Bret Stephens finds much to like in President Obama’s speech to India’s parliament. Acknowledging that the speech has its flaws (some of which Scott highlighted yesterday), Stephens calls it “a terrific speech . . . perhaps the best one of his presidency and potentially a true compass for the rest of it.”
Stephens points to the following passages, among others:
• Afghanistan: “While I have made it clear that American forces will begin the transition to Afghan responsibility next summer, I have also made it clear that America’s commitment to the Afghan people will endure. The United States will not abandon the people of Afghanistan–or the region–to the violent extremists who threaten us all.”

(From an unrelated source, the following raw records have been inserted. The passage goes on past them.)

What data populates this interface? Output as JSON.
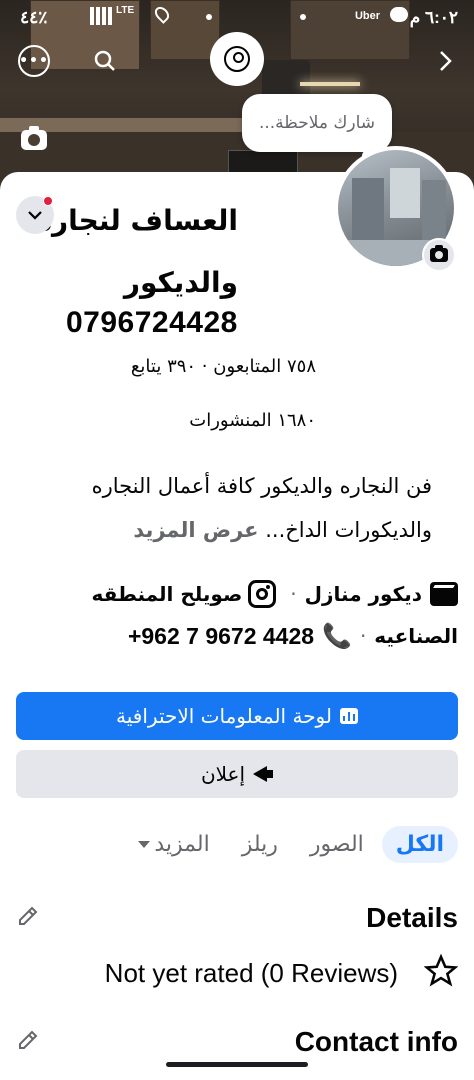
{
  "status_bar": {
    "time": "٦:٠٢ م",
    "carrier": "Uber",
    "battery": "٪٤٤",
    "network": "LTE"
  },
  "top_nav": {
    "more_label": "•••"
  },
  "note": {
    "placeholder": "شارك ملاحظة..."
  },
  "profile": {
    "name": "العساف لنجاره والديكور",
    "phone_title": "0796724428",
    "followers_line": "٧٥٨ المتابعون · ٣٩٠ يتابع",
    "posts_line": "١٦٨٠ المنشورات",
    "bio": "فن النجاره والديكور  كافة أعمال النجاره والديكورات الداخ...",
    "see_more": "عرض المزيد"
  },
  "info": {
    "category": "ديكور منازل",
    "location": "صويلح المنطقه الصناعيه",
    "phone": "+962 7 9672 4428"
  },
  "buttons": {
    "dashboard": "لوحة المعلومات الاحترافية",
    "ad": "إعلان"
  },
  "tabs": [
    {
      "label": "الكل"
    },
    {
      "label": "الصور"
    },
    {
      "label": "ريلز"
    },
    {
      "label": "المزيد"
    }
  ],
  "details": {
    "title": "Details",
    "rating": "Not yet rated (0 Reviews)",
    "contact_title": "Contact info"
  },
  "colors": {
    "accent": "#1877f2",
    "secondary_button": "#e4e6eb",
    "badge": "#e41e3f"
  }
}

• Free trade: “Together we can resist the protectionism that stifles growth and innovation. The United States remains–and will continue to remain–one of the most open economies in the world. By opening markets and reducing barriers to foreign investment, India can realize its full economic potential as well.”
• The sources of India’s success: “Instead of resisting the global economy, you became one of its engines–reforming the licensing raj and unleashing an economic marvel.” The “licensing raj” refers to the regulatory state that used to dictate all “private” economic decision-making in the country and still dominates the country’s educational establishment.

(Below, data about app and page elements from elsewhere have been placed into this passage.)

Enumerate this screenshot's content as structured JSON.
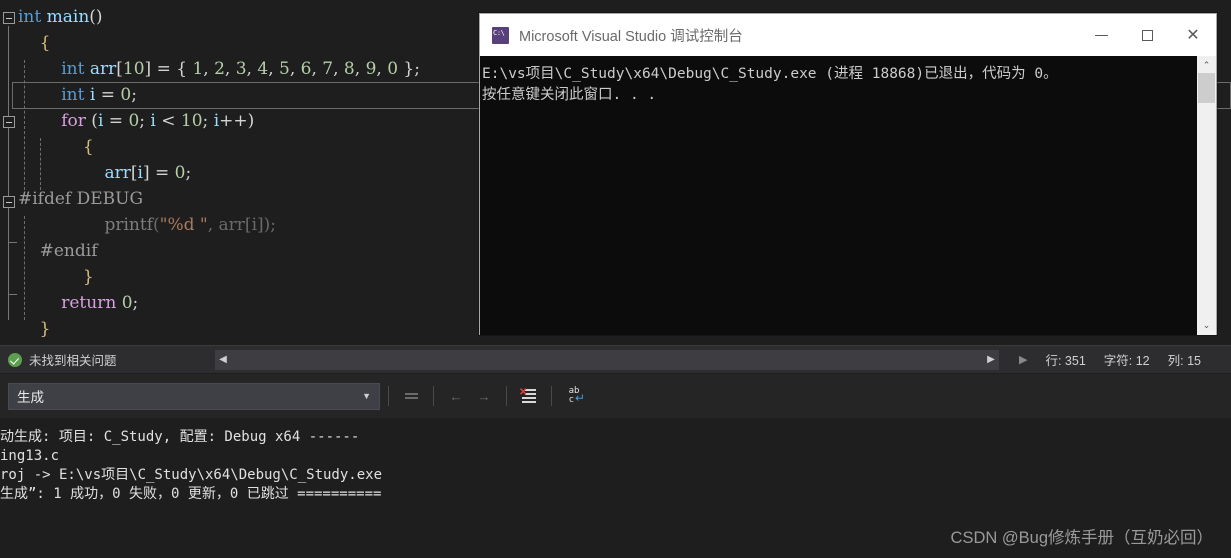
{
  "editor": {
    "lines": [
      {
        "indent": 0,
        "fold": true,
        "tokens": [
          {
            "t": "int",
            "c": "key"
          },
          {
            "t": " ",
            "c": "punct"
          },
          {
            "t": "main",
            "c": "var"
          },
          {
            "t": "()",
            "c": "punct"
          }
        ]
      },
      {
        "indent": 1,
        "fold": false,
        "tokens": [
          {
            "t": "{",
            "c": "brace"
          }
        ]
      },
      {
        "indent": 2,
        "fold": false,
        "tokens": [
          {
            "t": "int",
            "c": "key"
          },
          {
            "t": " ",
            "c": "punct"
          },
          {
            "t": "arr",
            "c": "var"
          },
          {
            "t": "[",
            "c": "punct"
          },
          {
            "t": "10",
            "c": "num"
          },
          {
            "t": "] = { ",
            "c": "punct"
          },
          {
            "t": "1",
            "c": "num"
          },
          {
            "t": ", ",
            "c": "punct"
          },
          {
            "t": "2",
            "c": "num"
          },
          {
            "t": ", ",
            "c": "punct"
          },
          {
            "t": "3",
            "c": "num"
          },
          {
            "t": ", ",
            "c": "punct"
          },
          {
            "t": "4",
            "c": "num"
          },
          {
            "t": ", ",
            "c": "punct"
          },
          {
            "t": "5",
            "c": "num"
          },
          {
            "t": ", ",
            "c": "punct"
          },
          {
            "t": "6",
            "c": "num"
          },
          {
            "t": ", ",
            "c": "punct"
          },
          {
            "t": "7",
            "c": "num"
          },
          {
            "t": ", ",
            "c": "punct"
          },
          {
            "t": "8",
            "c": "num"
          },
          {
            "t": ", ",
            "c": "punct"
          },
          {
            "t": "9",
            "c": "num"
          },
          {
            "t": ", ",
            "c": "punct"
          },
          {
            "t": "0",
            "c": "num"
          },
          {
            "t": " };",
            "c": "punct"
          }
        ]
      },
      {
        "indent": 2,
        "fold": false,
        "current": true,
        "tokens": [
          {
            "t": "int",
            "c": "key"
          },
          {
            "t": " ",
            "c": "punct"
          },
          {
            "t": "i",
            "c": "var"
          },
          {
            "t": " = ",
            "c": "punct"
          },
          {
            "t": "0",
            "c": "num"
          },
          {
            "t": ";",
            "c": "punct"
          }
        ]
      },
      {
        "indent": 2,
        "fold": true,
        "tokens": [
          {
            "t": "for",
            "c": "kw2"
          },
          {
            "t": " (",
            "c": "punct"
          },
          {
            "t": "i",
            "c": "var"
          },
          {
            "t": " = ",
            "c": "punct"
          },
          {
            "t": "0",
            "c": "num"
          },
          {
            "t": "; ",
            "c": "punct"
          },
          {
            "t": "i",
            "c": "var"
          },
          {
            "t": " < ",
            "c": "punct"
          },
          {
            "t": "10",
            "c": "num"
          },
          {
            "t": "; ",
            "c": "punct"
          },
          {
            "t": "i",
            "c": "var"
          },
          {
            "t": "++)",
            "c": "punct"
          }
        ]
      },
      {
        "indent": 3,
        "fold": false,
        "tokens": [
          {
            "t": "{",
            "c": "brace"
          }
        ]
      },
      {
        "indent": 4,
        "fold": false,
        "tokens": [
          {
            "t": "arr",
            "c": "var"
          },
          {
            "t": "[",
            "c": "punct"
          },
          {
            "t": "i",
            "c": "var"
          },
          {
            "t": "] = ",
            "c": "punct"
          },
          {
            "t": "0",
            "c": "num"
          },
          {
            "t": ";",
            "c": "punct"
          }
        ]
      },
      {
        "indent": 0,
        "fold": true,
        "tokens": [
          {
            "t": "#ifdef",
            "c": "pp"
          },
          {
            "t": " ",
            "c": "punct"
          },
          {
            "t": "DEBUG",
            "c": "pp"
          }
        ]
      },
      {
        "indent": 4,
        "fold": false,
        "tokens": [
          {
            "t": "printf",
            "c": "fn"
          },
          {
            "t": "(",
            "c": "dim"
          },
          {
            "t": "\"%d \"",
            "c": "str"
          },
          {
            "t": ", ",
            "c": "dim"
          },
          {
            "t": "arr",
            "c": "dim"
          },
          {
            "t": "[",
            "c": "dim"
          },
          {
            "t": "i",
            "c": "dim"
          },
          {
            "t": "]);",
            "c": "dim"
          }
        ]
      },
      {
        "indent": 1,
        "fold": false,
        "tokens": [
          {
            "t": "#endif",
            "c": "pp"
          }
        ]
      },
      {
        "indent": 3,
        "fold": false,
        "tokens": [
          {
            "t": "}",
            "c": "brace"
          }
        ]
      },
      {
        "indent": 2,
        "fold": false,
        "tokens": [
          {
            "t": "return",
            "c": "kw2"
          },
          {
            "t": " ",
            "c": "punct"
          },
          {
            "t": "0",
            "c": "num"
          },
          {
            "t": ";",
            "c": "punct"
          }
        ]
      },
      {
        "indent": 1,
        "fold": false,
        "tokens": [
          {
            "t": "}",
            "c": "brace"
          }
        ]
      }
    ]
  },
  "status_bar": {
    "issue_status": "未找到相关问题",
    "line_label": "行: 351",
    "char_label": "字符: 12",
    "col_label": "列: 15",
    "scroll_left_arrow": "◀",
    "scroll_right_arrow": "▶",
    "caret_arrow": "▶"
  },
  "console_window": {
    "title": "Microsoft Visual Studio 调试控制台",
    "icon": "cmd-prompt-icon",
    "minimize_label": "—",
    "maximize_label": "□",
    "close_label": "✕",
    "output_line_1": "E:\\vs项目\\C_Study\\x64\\Debug\\C_Study.exe (进程 18868)已退出，代码为 0。",
    "output_line_2": "按任意键关闭此窗口. . .",
    "scroll_up_arrow": "⌃",
    "scroll_down_arrow": "⌄"
  },
  "output_panel": {
    "source_selector_value": "生成",
    "source_selector_arrow": "▼",
    "toolbar_buttons": [
      {
        "name": "goto-source",
        "label": "转到源位置",
        "enabled": false
      },
      {
        "name": "prev-message",
        "label": "上一条消息",
        "enabled": false
      },
      {
        "name": "next-message",
        "label": "下一条消息",
        "enabled": false
      },
      {
        "name": "clear-all",
        "label": "全部清除",
        "enabled": true
      },
      {
        "name": "toggle-word-wrap",
        "label": "自动换行",
        "enabled": true
      }
    ],
    "lines": [
      "动生成: 项目: C_Study, 配置: Debug x64 ------",
      "ing13.c",
      "roj -> E:\\vs项目\\C_Study\\x64\\Debug\\C_Study.exe",
      "生成”: 1 成功，0 失败，0 更新，0 已跳过 =========="
    ]
  },
  "watermark": {
    "text": "CSDN @Bug修炼手册（互奶必回）"
  },
  "colors": {
    "editor_bg": "#1e1e1e",
    "panel_bg": "#252526",
    "status_bg": "#2d2d30",
    "console_bg": "#0c0c0c",
    "keyword": "#569cd6",
    "keyword2": "#d8a0df",
    "number": "#b5cea8",
    "identifier": "#9cdcfe",
    "success": "#5e9e4f",
    "clear_icon": "#e04343"
  }
}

• Terrorist attacks on India: “Here in this Parliament, which was itself targeted because of the democracy it represents, we honor the memory of all those who have been taken from us.” Mr. Obama is referring to the December 2001 terrorist attack on India’s parliament, in which six policemen and one civilian were murdered. But he is also taking aim at the idea, common among his progressive friends, that terrorists object to what free societies do–whether in Gaza, Iraq or Kashmir–rather than to what they are. To take the opposite view, as Mr. Obama now seems to have done, is to recognize that terrorists can never be mollified by political concessions, and that democracies live under a common threat. If that’s true of the U.S. and India, why not of the U.S. and Israel as well?

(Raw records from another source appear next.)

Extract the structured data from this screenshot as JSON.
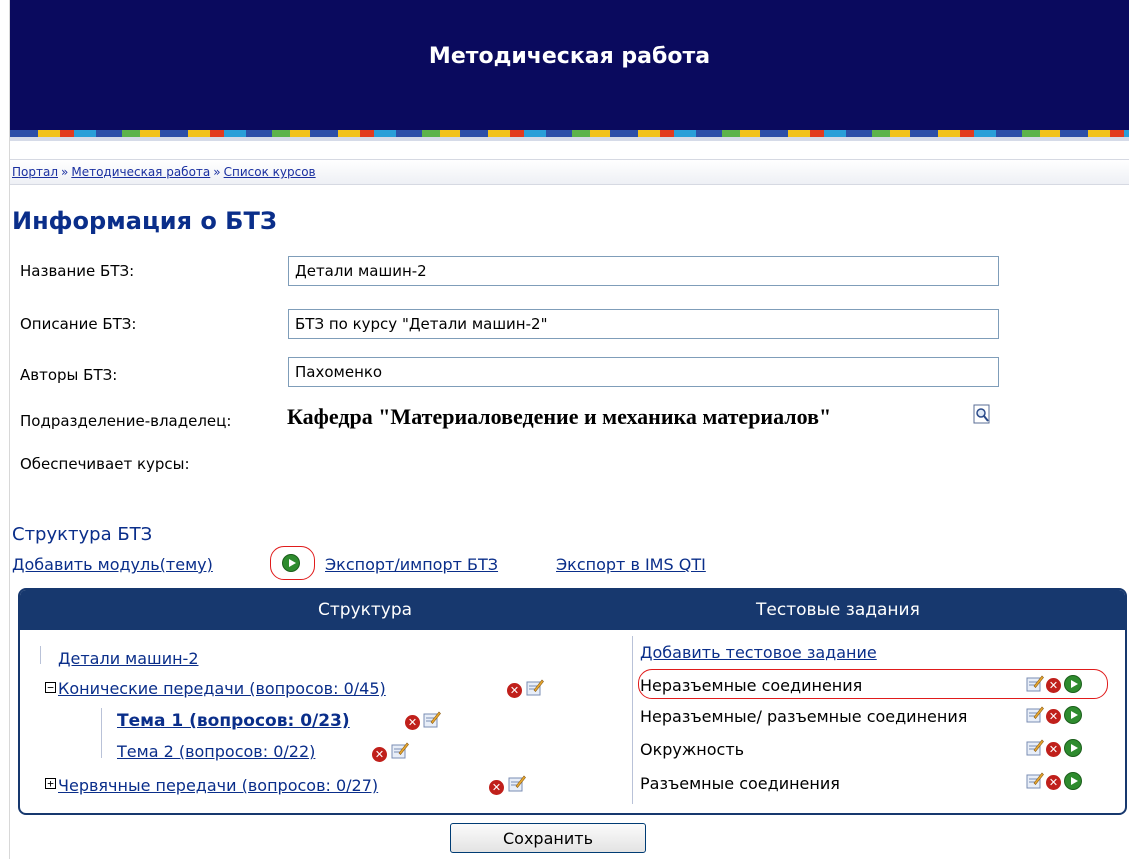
{
  "banner": {
    "title": "Методическая работа"
  },
  "breadcrumb": {
    "items": [
      "Портал",
      "Методическая работа",
      "Список курсов"
    ],
    "separator": "»"
  },
  "info": {
    "heading": "Информация о БТЗ",
    "name_label": "Название БТЗ:",
    "name_value": "Детали машин-2",
    "desc_label": "Описание БТЗ:",
    "desc_value": "БТЗ по курсу \"Детали машин-2\"",
    "authors_label": "Авторы БТЗ:",
    "authors_value": "Пахоменко",
    "dept_label": "Подразделение-владелец:",
    "dept_value": "Кафедра \"Материаловедение и механика материалов\"",
    "courses_label": "Обеспечивает курсы:"
  },
  "structure": {
    "heading": "Структура БТЗ",
    "add_module": "Добавить модуль(тему)",
    "export_import": "Экспорт/импорт БТЗ",
    "export_ims": "Экспорт в IMS QTI",
    "col_structure": "Структура",
    "col_tasks": "Тестовые задания",
    "tree": {
      "root": "Детали машин-2",
      "node1": "Конические передачи (вопросов: 0/45)",
      "node1_child1": "Тема 1 (вопросов: 0/23)",
      "node1_child2": "Тема 2 (вопросов: 0/22)",
      "node2": "Червячные передачи (вопросов: 0/27)"
    },
    "add_task": "Добавить тестовое задание",
    "tasks": [
      "Неразъемные соединения",
      "Неразъемные/ разъемные соединения",
      "Окружность",
      "Разъемные соединения"
    ]
  },
  "footer": {
    "save_label": "Сохранить"
  },
  "icons": {
    "delete": "delete-icon",
    "edit": "edit-icon",
    "play": "play-icon",
    "zoom": "magnifier-icon"
  },
  "colors": {
    "banner": "#0a0a5e",
    "accent": "#0a2e8a",
    "grid_head": "#17386e",
    "highlight": "#e01b1b"
  }
}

Obama has delivered good speeches abroad before, and my confidence that this one will prove to be a “true compass for the rest of his presidency” is low. More reassuring, perhaps, than the speech itself is the fact that he came to India for three days on a trip in which he will bypass China and Pakistan.